In general, you want to pump in a way that would mimic your baby’s current feeding schedule.  This generally means that a mom will have to pump every 3-4 hours. For a full-time employee that should be 2-3 times depending on lunch breaks and commute time.  How you want to schedule these into your day is completely dependent on what works in your day. Regardless, make sure that you try to actually schedule these times into your calendar to remind yourself and your co-workers.  It’s easy to forget or skip a pumping session if you don’t make it a priority and this can negatively impact your supply. If you are short on time one day, don’t stress and just try to get in as many short sessions as you can to keep the supply signal going to your breasts.

The last big consideration is your milk supply as your switch from breastfeeding to the use of a pump.  Your baby is much better at extracting milk from your breast than a machine, so if you have trouble initially with the amount you are pumping don’t be discouraged.  Keep these basic tips in mind: keep hydrated, eat healthily and frequently, stimulate an adequate let down with massage, heat or thinking of your baby (even look at a picture!), stay relaxed and comfortable and make sure you have the right size breast shield.

With the right preparation, you will manage the transition into a work-family balance well.  You rock mama! Keep up the good work providing liquid gold for your child while crushing those career goals.  

© Copyright 2018 - Spectra Baby USA

Compare Spectra Electric Breast Pumps

Spectra Electric Breast Pump Comparison Chart

Shipping Information

All Pumps (used or unused) must be shipped back to us within the 4-day return guaranty—starting from the day it was delivered to a customer. All accessories (used or unused) that came with the pump must be included with it (when returned) otherwise their value will be deducted from the amount being refunded. All items/accessories to be returned within the 4-day return guaranty must be unused and unopened due to the personal nature of these items. They are non-returnable if the hygienic seal has been broken. Contact us to arrange the return.

e.g. ALL 1-2 deliveries will require a signature for release. 

*1-2 days Priority Mail Express (Note: Some restrictions may apply for more information please visit www.usps.com/www.ups.com)

*Please allows us at least 24 business hours to process your order.
e.g 2-3bussines days or Standard shipping are NOT guaranteed on expected days by USPS. (For more information please visit www.usps.com/www.ups.com)

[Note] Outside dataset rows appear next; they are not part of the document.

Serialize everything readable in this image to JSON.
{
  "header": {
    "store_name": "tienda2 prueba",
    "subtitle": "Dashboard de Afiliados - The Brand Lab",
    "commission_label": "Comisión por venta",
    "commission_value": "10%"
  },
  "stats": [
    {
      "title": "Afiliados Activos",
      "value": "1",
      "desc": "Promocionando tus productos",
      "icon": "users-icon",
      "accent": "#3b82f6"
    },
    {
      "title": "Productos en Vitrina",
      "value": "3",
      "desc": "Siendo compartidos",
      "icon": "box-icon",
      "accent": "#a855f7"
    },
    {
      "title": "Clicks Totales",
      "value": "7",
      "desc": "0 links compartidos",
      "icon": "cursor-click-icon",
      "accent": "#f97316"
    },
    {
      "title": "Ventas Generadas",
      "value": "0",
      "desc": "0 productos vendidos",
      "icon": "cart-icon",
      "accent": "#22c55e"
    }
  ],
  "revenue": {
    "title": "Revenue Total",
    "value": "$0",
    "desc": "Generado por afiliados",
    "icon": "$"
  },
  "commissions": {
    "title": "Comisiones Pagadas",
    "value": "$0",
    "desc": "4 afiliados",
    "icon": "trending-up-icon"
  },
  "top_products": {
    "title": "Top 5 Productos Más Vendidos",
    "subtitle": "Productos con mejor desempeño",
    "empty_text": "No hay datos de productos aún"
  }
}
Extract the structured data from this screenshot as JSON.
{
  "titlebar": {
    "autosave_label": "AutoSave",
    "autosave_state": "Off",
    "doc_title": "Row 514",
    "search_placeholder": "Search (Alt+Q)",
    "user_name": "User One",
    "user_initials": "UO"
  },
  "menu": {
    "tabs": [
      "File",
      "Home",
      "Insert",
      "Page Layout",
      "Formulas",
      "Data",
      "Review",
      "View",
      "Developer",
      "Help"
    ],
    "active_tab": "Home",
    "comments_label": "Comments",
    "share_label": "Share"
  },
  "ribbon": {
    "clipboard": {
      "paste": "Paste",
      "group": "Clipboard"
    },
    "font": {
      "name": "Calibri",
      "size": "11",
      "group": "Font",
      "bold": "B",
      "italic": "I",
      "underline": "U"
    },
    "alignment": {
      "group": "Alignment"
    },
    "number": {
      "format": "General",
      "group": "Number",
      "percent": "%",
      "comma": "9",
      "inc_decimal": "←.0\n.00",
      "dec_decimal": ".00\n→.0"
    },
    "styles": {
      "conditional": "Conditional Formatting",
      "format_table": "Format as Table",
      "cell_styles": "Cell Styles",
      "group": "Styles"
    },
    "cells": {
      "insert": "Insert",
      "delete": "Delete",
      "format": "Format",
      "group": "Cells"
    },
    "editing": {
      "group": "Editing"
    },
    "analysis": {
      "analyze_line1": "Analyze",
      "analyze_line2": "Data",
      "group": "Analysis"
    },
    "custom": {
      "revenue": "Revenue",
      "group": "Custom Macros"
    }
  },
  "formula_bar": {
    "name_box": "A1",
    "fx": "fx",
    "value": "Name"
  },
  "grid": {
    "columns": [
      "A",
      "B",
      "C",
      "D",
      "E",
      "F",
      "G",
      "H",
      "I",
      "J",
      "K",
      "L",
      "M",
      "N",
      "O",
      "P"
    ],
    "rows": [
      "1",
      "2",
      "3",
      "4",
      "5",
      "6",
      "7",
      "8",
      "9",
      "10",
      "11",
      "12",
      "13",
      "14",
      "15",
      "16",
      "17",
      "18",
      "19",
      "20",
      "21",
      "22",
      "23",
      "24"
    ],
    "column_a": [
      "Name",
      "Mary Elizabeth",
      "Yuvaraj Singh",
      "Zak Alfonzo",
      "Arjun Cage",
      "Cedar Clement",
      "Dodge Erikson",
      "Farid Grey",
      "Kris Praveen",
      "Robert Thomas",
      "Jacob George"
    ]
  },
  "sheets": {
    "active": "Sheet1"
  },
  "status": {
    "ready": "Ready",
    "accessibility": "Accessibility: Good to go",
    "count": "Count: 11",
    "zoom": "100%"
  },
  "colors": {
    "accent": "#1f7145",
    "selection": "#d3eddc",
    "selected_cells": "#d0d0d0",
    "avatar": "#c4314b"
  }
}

Expedited shipping is not available for shipments to Hawaii, Alaska, U.S. Territories, PO Boxes, or Military APO/FPO addresses. Please allow additional time for orders shipped to these addresses.

e.g. Signature is required upon delivery for all orders above $100.00

*A refund will be processed deducting shipping charge. For any attempt to delivery, return to sender or refuse packed. 

We do NOT accept international credit cards or gift card. Please do NOT enter international credit cards or gift card because your account will be charged but you will not receive the product.  Spectra Baby USA does NOT sell, ship or warranty pumps in or out of Canada.  Not authorized for sale in Canada.


*The Postal Service does not provide a money-back guarantee if items sent via Priority Mail fail to arrive by the scheduled delivery date.

*Note: Deliveries may take longer–up to 40 days for APO, FPO, or DPO addresses.